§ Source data
====================

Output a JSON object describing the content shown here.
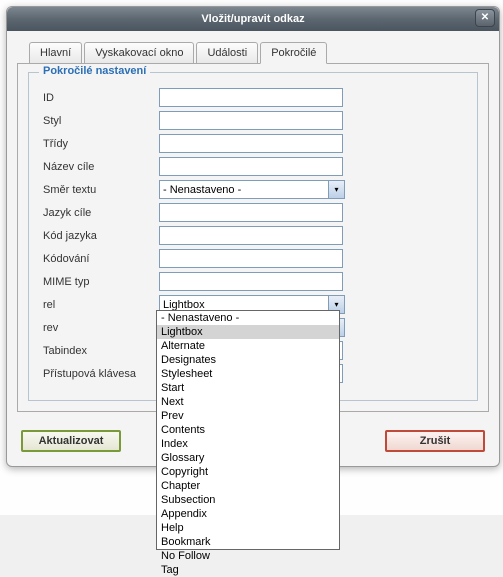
{
  "dialog": {
    "title": "Vložit/upravit odkaz"
  },
  "tabs": {
    "t0": "Hlavní",
    "t1": "Vyskakovací okno",
    "t2": "Události",
    "t3": "Pokročilé"
  },
  "fieldset": {
    "legend": "Pokročilé nastavení"
  },
  "labels": {
    "id": "ID",
    "style": "Styl",
    "classes": "Třídy",
    "target_name": "Název cíle",
    "text_dir": "Směr textu",
    "lang_target": "Jazyk cíle",
    "lang_code": "Kód jazyka",
    "encoding": "Kódování",
    "mime": "MIME typ",
    "rel": "rel",
    "rev": "rev",
    "tabindex": "Tabindex",
    "accesskey": "Přístupová klávesa"
  },
  "values": {
    "text_dir": "- Nenastaveno -",
    "rel": "Lightbox",
    "rev": ""
  },
  "rel_options": {
    "o0": "- Nenastaveno -",
    "o1": "Lightbox",
    "o2": "Alternate",
    "o3": "Designates",
    "o4": "Stylesheet",
    "o5": "Start",
    "o6": "Next",
    "o7": "Prev",
    "o8": "Contents",
    "o9": "Index",
    "o10": "Glossary",
    "o11": "Copyright",
    "o12": "Chapter",
    "o13": "Subsection",
    "o14": "Appendix",
    "o15": "Help",
    "o16": "Bookmark",
    "o17": "No Follow",
    "o18": "Tag"
  },
  "buttons": {
    "update": "Aktualizovat",
    "cancel": "Zrušit"
  }
}
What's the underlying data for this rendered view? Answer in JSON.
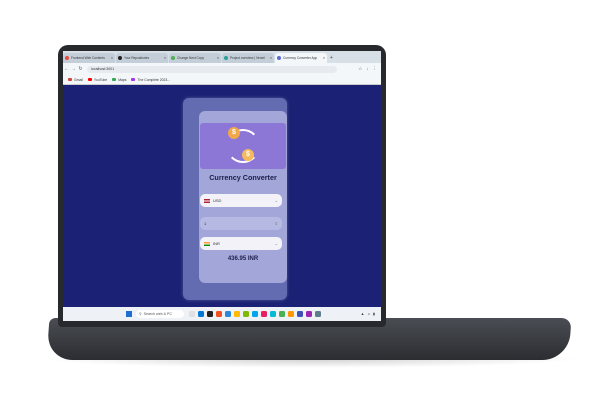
{
  "browser": {
    "tabs": [
      {
        "label": "Frontend Web Contents",
        "color": "#e84a3c",
        "active": false
      },
      {
        "label": "Your Repositories",
        "color": "#222222",
        "active": false
      },
      {
        "label": "Change Next Copy",
        "color": "#4caf50",
        "active": false
      },
      {
        "label": "Project overview | Vercel",
        "color": "#2aa198",
        "active": false
      },
      {
        "label": "Currency Converter App",
        "color": "#5b6bd6",
        "active": true
      }
    ],
    "new_tab_icon": "plus-icon",
    "url": "localhost:3001",
    "bookmarks": [
      {
        "label": "Gmail",
        "color": "#d44638"
      },
      {
        "label": "YouTube",
        "color": "#ff0000"
      },
      {
        "label": "Maps",
        "color": "#34a853"
      },
      {
        "label": "The Complete 2023...",
        "color": "#a435f0"
      }
    ]
  },
  "app": {
    "title": "Currency Converter",
    "from_currency": "USD",
    "amount": "1",
    "to_currency": "INR",
    "result": "436.95 INR",
    "coin_top_symbol": "$",
    "coin_bottom_symbol": "$",
    "colors": {
      "page_bg": "#1b2275",
      "hero": "#8c77d6",
      "coin": "#f0a84a"
    }
  },
  "taskbar": {
    "search_placeholder": "Search web & PC",
    "apps": [
      "#e0e0e0",
      "#0078d4",
      "#222222",
      "#f25022",
      "#2b88d8",
      "#ffb900",
      "#7fba00",
      "#00a4ef",
      "#e91e63",
      "#00bcd4",
      "#4caf50",
      "#ff9800",
      "#3f51b5",
      "#9c27b0",
      "#607d8b"
    ],
    "tray_icons": [
      "wifi-icon",
      "speaker-icon",
      "battery-icon"
    ]
  }
}
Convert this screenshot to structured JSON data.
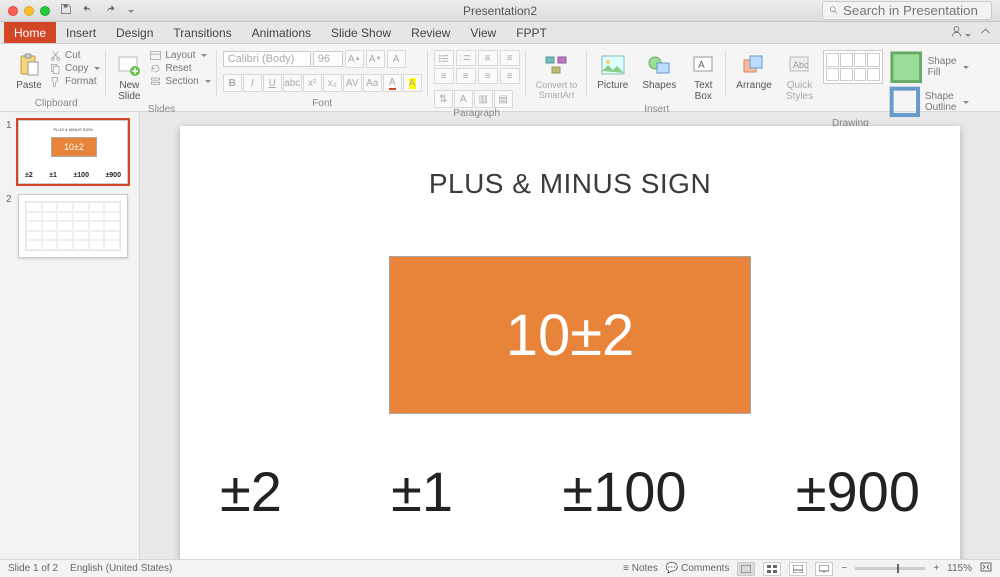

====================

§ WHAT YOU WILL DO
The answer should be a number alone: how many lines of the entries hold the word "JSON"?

§ REPLY
3